The option parsing library uses a collection of “simple parsers” to convert from a string to a known type. By default, the simple parser collection understands how to parse bool; signed and unsigned 8-bit, 16-bit, 32-bit, and 64-bit integers; BigInteger; single and double-precision floating point; decimal; Guid; TimeSpan; DateTime; and DateTimeOffset. Strings, enumerations and nullable types are treated specially: strings are never parsed, enumerations use Enum.Parse, and nullable types are supported if their corresponding non-nullable types are supported. The built-in parsers all use the standard TryParse methods.
Say, for example, we wanted to accept an argument of type Complex. The Complex type is not included in the default simple parser collection (in fact, it does not even have a Parse or TryParse method!).
If we try to add it to our program, then whatever we pass as the argument value will just fail to parse:
> CommandLineParsingTest.exe -v (3,5) Could not parse (3,5) as Complex
We can create a parser for the Complex type by implementing ISimpleParser. This interface only has two members: the type of the result and a TryParse method.
Once we’ve implemented our special parser, we need to pass it to the Parse method. To do this, we create a SimpleParserCollection, add our special parser, and pass the collection to the Parse method.
Our solution now looks like this:
> CommandLineParsingTest.exe -v (3,5) Value: (3, 5)
We added a custom parser to the collection, and the option parsing library now understands how to parse a new type. We could add any number of Complex properties, and they would all use the new parser.
This is a powerful extension point, but what if we want to modify the way an extisting type is parsed?
Replacing a Simple Argument Parser
The default parsers in a simple parser collection only use the basic TryParse methods, which may not be exactly what is needed. SimpleParserCollection.Add will actually replace the parser for a given type if there is already a parser for that type.

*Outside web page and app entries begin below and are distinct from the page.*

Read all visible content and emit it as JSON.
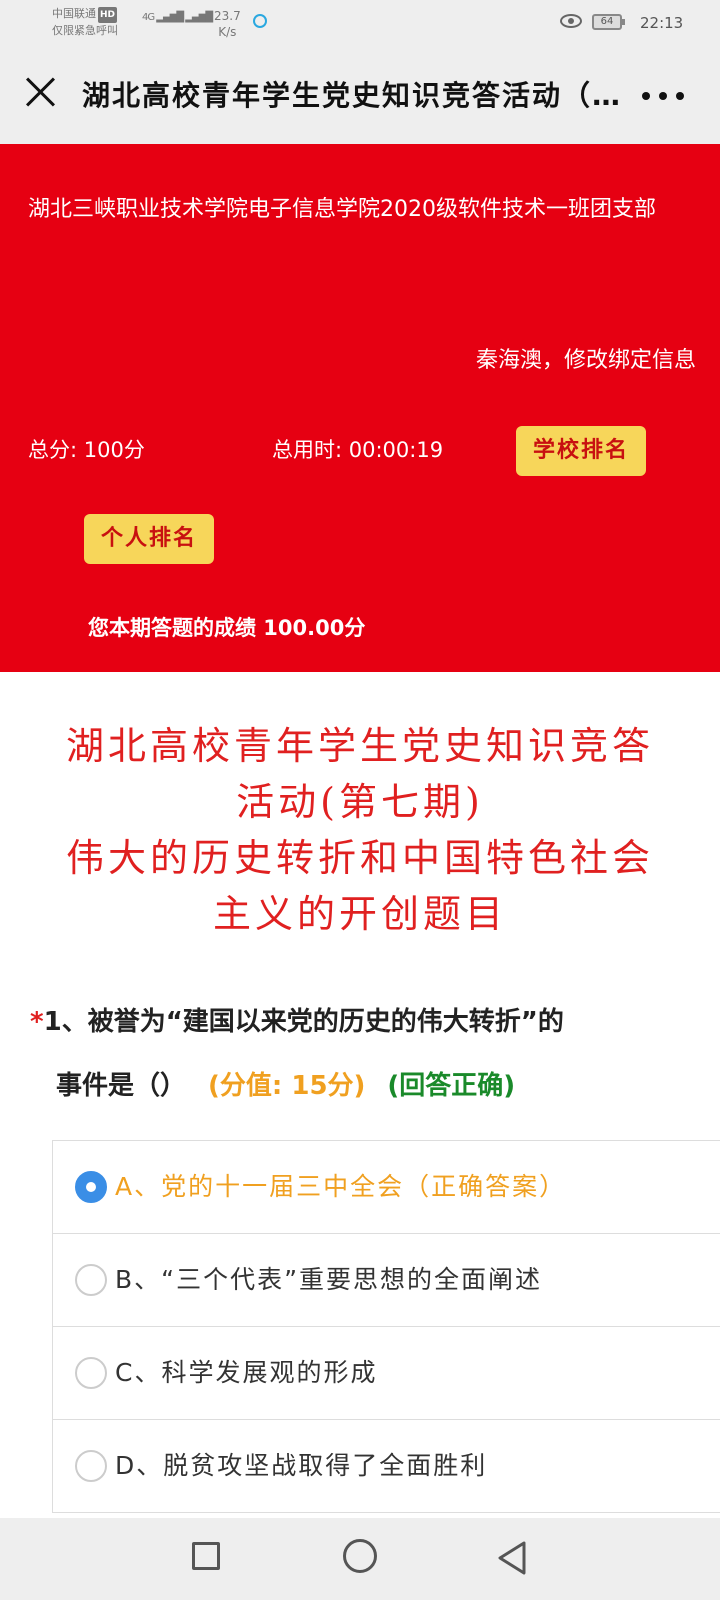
{
  "status_bar": {
    "carrier_line1": "中国联通",
    "carrier_hd": "HD",
    "carrier_line2": "仅限紧急呼叫",
    "signal": "4G",
    "speed_value": "23.7",
    "speed_unit": "K/s",
    "battery": "64",
    "time": "22:13"
  },
  "header": {
    "title": "湖北高校青年学生党史知识竞答活动（第七期）"
  },
  "info": {
    "org": "湖北三峡职业技术学院电子信息学院2020级软件技术一班团支部",
    "user": "秦海澳，修改绑定信息",
    "total_score": "总分: 100分",
    "total_time": "总用时: 00:00:19",
    "school_rank_label": "学校排名",
    "personal_rank_label": "个人排名",
    "result": "您本期答题的成绩 100.00分"
  },
  "quiz": {
    "title_line1": "湖北高校青年学生党史知识竞答",
    "title_line2": "活动(第七期)",
    "title_line3": "伟大的历史转折和中国特色社会",
    "title_line4": "主义的开创题目",
    "question": {
      "required_mark": "*",
      "text_line1": "1、被誉为“建国以来党的历史的伟大转折”的",
      "text_line2": "事件是（）",
      "points": "(分值: 15分)",
      "status": "(回答正确)",
      "options": [
        {
          "label": "A、党的十一届三中全会（正确答案）",
          "checked": true
        },
        {
          "label": "B、“三个代表”重要思想的全面阐述",
          "checked": false
        },
        {
          "label": "C、科学发展观的形成",
          "checked": false
        },
        {
          "label": "D、脱贫攻坚战取得了全面胜利",
          "checked": false
        }
      ]
    }
  },
  "colors": {
    "banner_red": "#e60012",
    "button_yellow": "#f7d65a",
    "title_red": "#e02020",
    "points_orange": "#f0a020",
    "correct_green": "#1a8a2a",
    "radio_blue": "#3a8ee6"
  },
  "icons": {
    "close": "close-icon",
    "more": "more-icon",
    "recent_apps": "square-icon",
    "home": "circle-icon",
    "back": "triangle-back-icon"
  }
}
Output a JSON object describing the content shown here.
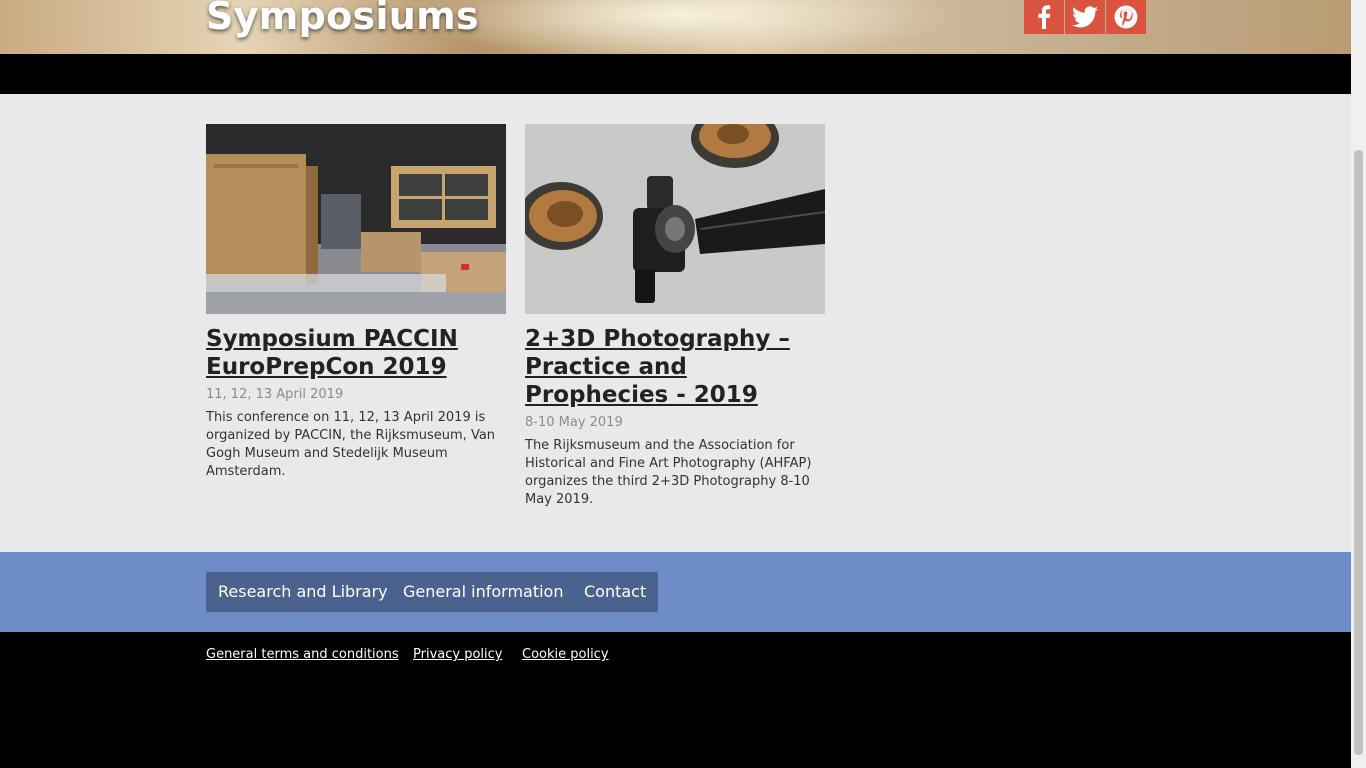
{
  "hero": {
    "title": "Symposiums"
  },
  "social": [
    {
      "icon": "facebook-icon"
    },
    {
      "icon": "twitter-icon"
    },
    {
      "icon": "pinterest-icon"
    }
  ],
  "cards": [
    {
      "title": "Symposium PACCIN EuroPrepCon 2019",
      "date": "11, 12, 13 April 2019",
      "text": "This conference on 11, 12, 13 April 2019 is organized by PACCIN, the Rijksmuseum, Van Gogh Museum and Stedelijk Museum Amsterdam."
    },
    {
      "title": "2+3D Photography – Practice and Prophecies - 2019",
      "date": "8-10 May 2019",
      "text": "The Rijksmuseum and the Association for Historical and Fine Art Photography (AHFAP) organizes the third 2+3D Photography 8-10 May 2019."
    }
  ],
  "nav": [
    "Research and Library",
    "General information",
    "Contact"
  ],
  "footer": [
    "General terms and conditions ",
    "Privacy policy ",
    "Cookie policy"
  ],
  "colors": {
    "social": "#d9533e",
    "nav_bar": "#6d8cc7",
    "nav_button": "#4a628d",
    "footer": "#000000",
    "page": "#e9e9e9"
  }
}
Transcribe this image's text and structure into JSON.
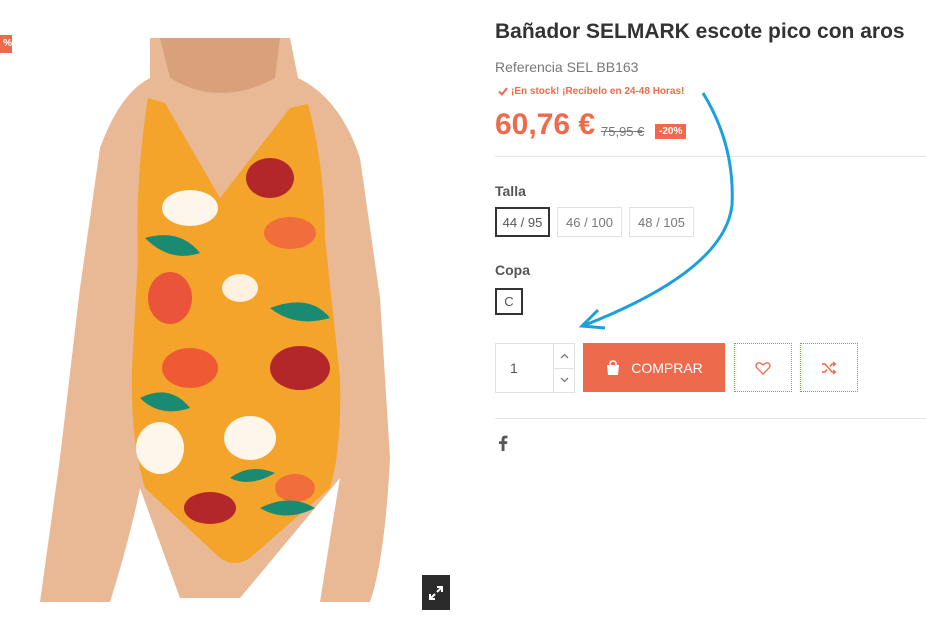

We’ll use uint for our example. We want to allow either decimal numbers or hexadecimal numbers prefixed by “0x”. System.UInt32.TryParse(string) does not accept hexadecimal numbers:
> CommandLineParsingTest.exe -v 11 Value: 11 > CommandLineParsingTest.exe -v 0x11 Could not parse 0x11 as UInt32
Just like the last example, we’ll implement our own parser, and we’ll add it to the parser collection (replacing the default parser).
> CommandLineParsingTest.exe -v 11 Value: 11 > CommandLineParsingTest.exe -v 0x11 Value: 17
Our program now allows decimal or hexadecimal values for all uint argument values.
These custom parsers can be written for any type, including types specific for your program. The only type they won’t work on is string, since the simple parser collection just passes string values straight through.
Overriding the Simple Argument Parser
The examples so far have implemented a custom parser and added it to the parser collection. This changes the parsing behavior for every property of that type. Sometimes we just want to apply a parser to a single property; this can be done by using the SimpleParserAttribute.
This example defines a hex parser (without the “0x” prefix) and then uses it for only one of its properties:
> CommandLineParsingTest.exe -h 11 -d 11 HexValue: 17 DecValue: 11
Custom Parsers for Multiple Argument Values
Revisiting the problem of multiple argument values, we can use a custom parser for a cleaner solution. This example “sequence parser” uses the default simple parser for int types, which is easier to deal with than int.TryParse:
> CommandLineParsingTest.exe > CommandLineParsingTest.exe -v 2,3,5,7 Values: 2 3 5 7 > CommandLineParsingTest.exe -v 2,3a,5 Could not parse 2,3a,5 as IEnumerable<Int32> > CommandLineParsingTest.exe -v 2,3 -v 5,7 Values: 5 7
The last example above shows that the default behavior of the actual property setter is still overwrite, not append. If you want to allow appending sequences, you’ll need to change the setter to append each sequence to an internal collection.